Cover photo for The Lair
IN 1987, WHEN I WAS the editor of the American literary journal TriQuarterly, I received in the mail the typescript of a short story from a writer whose name I did not yet know. Titled “The Sweater,” this brief, memorable piece is a startling reminder of the deftness with which a vivid tragic imagination can create, even in a small space, an unforgettable narrative meditation by only alluding in a muted way to off-stage scenes of the most inhuman oppression. The story is quiet; it depicts one family's disaster at the edges of an immense political and historical calamity. The story also depicts the wondering, wounded, disoriented spirit of the child who survives. In “The Sweater,” ordinary human beings with too little to eat, under constant mortal threat, and beset by physical exhaustion and illness, are sustained by a heroic mother. Their cultural matrix, on the other hand, has been destroyed, dissolved in the acid of a relentless, systematic, general persecution. “The Sweater” was the first short story Norman Manea published in the United States, and it contains, at least by implication, many of this writer's characteristic preoccupations, including the person who is effaced or even erased by history, brutalized by bureaucratic inhumanity, and distorted by the unreality of individual identity within the extreme prison-reality of dictators and their agents.

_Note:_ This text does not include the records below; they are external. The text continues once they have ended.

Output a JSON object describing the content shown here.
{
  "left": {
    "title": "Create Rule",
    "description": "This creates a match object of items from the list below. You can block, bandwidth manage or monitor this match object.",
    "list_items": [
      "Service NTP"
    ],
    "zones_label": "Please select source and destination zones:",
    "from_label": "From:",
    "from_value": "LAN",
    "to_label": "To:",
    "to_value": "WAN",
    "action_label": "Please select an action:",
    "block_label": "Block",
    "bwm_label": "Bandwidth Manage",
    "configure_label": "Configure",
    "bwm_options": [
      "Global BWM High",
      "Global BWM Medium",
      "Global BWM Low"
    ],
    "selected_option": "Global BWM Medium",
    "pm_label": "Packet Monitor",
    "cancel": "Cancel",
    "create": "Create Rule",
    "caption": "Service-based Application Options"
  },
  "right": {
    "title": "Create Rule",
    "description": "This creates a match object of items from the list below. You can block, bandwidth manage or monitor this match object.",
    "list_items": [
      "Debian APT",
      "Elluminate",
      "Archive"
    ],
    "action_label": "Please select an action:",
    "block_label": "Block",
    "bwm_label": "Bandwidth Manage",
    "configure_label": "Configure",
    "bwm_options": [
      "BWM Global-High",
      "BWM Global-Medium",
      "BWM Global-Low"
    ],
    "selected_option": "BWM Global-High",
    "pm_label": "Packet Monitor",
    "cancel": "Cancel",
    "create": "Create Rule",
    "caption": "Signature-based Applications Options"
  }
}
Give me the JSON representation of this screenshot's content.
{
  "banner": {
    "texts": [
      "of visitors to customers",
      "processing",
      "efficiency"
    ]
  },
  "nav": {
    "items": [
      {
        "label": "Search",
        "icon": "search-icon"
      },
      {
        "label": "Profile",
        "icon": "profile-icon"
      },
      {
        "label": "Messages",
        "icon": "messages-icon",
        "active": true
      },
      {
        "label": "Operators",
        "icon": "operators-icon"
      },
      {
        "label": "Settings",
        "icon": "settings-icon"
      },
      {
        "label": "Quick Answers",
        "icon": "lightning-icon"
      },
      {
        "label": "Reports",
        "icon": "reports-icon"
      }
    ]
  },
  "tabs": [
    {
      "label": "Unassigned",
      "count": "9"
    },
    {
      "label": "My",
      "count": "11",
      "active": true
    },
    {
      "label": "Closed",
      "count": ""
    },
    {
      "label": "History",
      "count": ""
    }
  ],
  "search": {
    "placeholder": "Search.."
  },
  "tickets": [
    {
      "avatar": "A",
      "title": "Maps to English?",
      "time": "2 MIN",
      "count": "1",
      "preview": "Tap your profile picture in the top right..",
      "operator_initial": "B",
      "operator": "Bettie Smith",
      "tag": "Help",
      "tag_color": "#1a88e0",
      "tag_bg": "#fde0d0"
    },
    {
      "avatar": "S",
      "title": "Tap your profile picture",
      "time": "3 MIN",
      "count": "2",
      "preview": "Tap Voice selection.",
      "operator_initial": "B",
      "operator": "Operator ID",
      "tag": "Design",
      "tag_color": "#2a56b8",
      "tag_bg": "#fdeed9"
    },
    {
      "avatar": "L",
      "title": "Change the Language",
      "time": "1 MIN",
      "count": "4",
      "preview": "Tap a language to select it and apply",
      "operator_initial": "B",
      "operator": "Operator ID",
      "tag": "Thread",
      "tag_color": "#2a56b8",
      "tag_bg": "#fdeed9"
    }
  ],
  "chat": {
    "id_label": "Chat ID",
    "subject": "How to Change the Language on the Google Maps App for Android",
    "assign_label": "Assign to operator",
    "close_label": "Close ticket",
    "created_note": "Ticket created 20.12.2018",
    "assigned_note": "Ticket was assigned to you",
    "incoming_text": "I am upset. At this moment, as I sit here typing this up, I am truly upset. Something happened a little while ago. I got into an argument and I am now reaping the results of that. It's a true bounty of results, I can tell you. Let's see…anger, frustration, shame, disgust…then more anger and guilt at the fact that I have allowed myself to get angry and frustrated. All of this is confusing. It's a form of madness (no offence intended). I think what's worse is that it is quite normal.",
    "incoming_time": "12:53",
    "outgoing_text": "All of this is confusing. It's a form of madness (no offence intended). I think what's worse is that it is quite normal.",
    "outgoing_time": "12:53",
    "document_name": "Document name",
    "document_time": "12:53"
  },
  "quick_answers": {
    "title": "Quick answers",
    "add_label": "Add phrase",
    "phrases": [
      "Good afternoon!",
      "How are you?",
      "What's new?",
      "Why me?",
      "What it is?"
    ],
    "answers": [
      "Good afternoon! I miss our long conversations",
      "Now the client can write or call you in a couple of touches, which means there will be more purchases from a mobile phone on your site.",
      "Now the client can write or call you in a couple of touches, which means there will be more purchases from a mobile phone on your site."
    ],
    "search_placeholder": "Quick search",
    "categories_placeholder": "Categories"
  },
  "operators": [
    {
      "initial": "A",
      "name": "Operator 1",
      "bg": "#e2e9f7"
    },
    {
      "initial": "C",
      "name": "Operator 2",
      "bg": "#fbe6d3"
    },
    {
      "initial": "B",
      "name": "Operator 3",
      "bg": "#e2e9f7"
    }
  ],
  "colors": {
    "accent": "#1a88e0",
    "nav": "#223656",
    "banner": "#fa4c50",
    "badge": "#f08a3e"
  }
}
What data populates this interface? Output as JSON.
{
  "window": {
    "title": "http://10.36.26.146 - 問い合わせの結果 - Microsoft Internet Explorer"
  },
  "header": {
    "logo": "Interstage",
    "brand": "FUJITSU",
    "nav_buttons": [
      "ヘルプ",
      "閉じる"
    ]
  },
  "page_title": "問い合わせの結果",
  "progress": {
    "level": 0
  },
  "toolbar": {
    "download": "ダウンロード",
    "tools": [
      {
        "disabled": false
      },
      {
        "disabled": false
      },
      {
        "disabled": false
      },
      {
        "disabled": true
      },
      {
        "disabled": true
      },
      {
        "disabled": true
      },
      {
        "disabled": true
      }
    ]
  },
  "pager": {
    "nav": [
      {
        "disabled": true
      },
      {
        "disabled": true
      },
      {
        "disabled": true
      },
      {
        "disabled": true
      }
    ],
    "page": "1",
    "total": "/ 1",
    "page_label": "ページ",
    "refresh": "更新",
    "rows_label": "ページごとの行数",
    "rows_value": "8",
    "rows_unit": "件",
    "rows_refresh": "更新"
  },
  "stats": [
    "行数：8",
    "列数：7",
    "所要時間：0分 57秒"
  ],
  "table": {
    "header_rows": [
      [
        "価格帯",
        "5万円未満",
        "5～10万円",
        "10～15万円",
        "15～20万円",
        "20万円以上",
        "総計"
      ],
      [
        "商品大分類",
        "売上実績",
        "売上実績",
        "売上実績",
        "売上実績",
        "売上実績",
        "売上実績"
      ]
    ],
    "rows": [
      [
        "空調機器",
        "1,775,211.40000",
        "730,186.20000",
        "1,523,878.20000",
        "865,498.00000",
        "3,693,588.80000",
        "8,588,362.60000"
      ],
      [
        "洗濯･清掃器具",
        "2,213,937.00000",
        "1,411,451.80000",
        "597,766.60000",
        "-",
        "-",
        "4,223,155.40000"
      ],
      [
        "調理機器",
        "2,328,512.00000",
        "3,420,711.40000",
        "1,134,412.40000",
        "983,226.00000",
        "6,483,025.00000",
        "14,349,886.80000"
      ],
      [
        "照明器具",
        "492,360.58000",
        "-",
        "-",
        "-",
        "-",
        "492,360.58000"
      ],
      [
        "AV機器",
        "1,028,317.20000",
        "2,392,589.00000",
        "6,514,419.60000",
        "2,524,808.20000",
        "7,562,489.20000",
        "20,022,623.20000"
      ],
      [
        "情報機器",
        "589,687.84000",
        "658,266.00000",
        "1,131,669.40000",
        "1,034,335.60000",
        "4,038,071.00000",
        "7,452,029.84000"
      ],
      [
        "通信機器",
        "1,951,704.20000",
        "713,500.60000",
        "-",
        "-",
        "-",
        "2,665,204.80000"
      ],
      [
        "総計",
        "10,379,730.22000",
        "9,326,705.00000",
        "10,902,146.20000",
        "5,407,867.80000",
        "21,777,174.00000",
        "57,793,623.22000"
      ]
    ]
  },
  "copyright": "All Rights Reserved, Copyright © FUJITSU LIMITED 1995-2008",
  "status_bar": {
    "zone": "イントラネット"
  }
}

After Manea came to the United States, I learned from him of the tiny room in Manhattan in which he and his wife Cella were living for a while, trying to adjust to the milder, but nevertheless deeply unsettling, nightmare of exile and the difficulties of surviving in Manhattan with neither work nor network. Norman told me on the telephone that their room was scarcely bigger than their bed, and their neighborhood was frightening at night and dispiriting by day. But soon, his literary brilliance, his new friends, and his successes in the United States brought him far better and more peaceful lodgings, academic distinction, and a great broadening of the international recognition of his writing.
The movement of imagination in his work has continued to be that same restless motion which (in deportation, migration, exile, and the mobility of thought itself) searches ceaselessly among places, ideas, hopes, and survivals for an angle of vision, a connection, a way of making artistic and intellectual sense of disruptions and suffering. This is very evident in Manea's autobiographical work of nonfiction, The Hooligan's Return, which narrates a journey back to and through Romania in 1997. Movement itself — physical, mental, emotional — is the subject of this book. Manea shows that only a kind of thought that goes out and returns, that establishes and cancels; that contradicts itself and then rethinks; that asserts and also questions its own assertions; can imagine the extraordinary, baffling complexity of life, above all in a society as distorted as that of Romania from the 1930s to the present.
Kafka is reported to have said about the poet Georg Trakl's suicide in 1914: “He had too much imagination, so he could not endure the war, which arose above all from a monstrous lack of imagination.” I understand Kafka to mean that Trakl was unable not to imagine what was really happening, both outwardly and in people's inner lives. Meanwhile, the puny imaginations, the incurious fantasies of personal power an...read more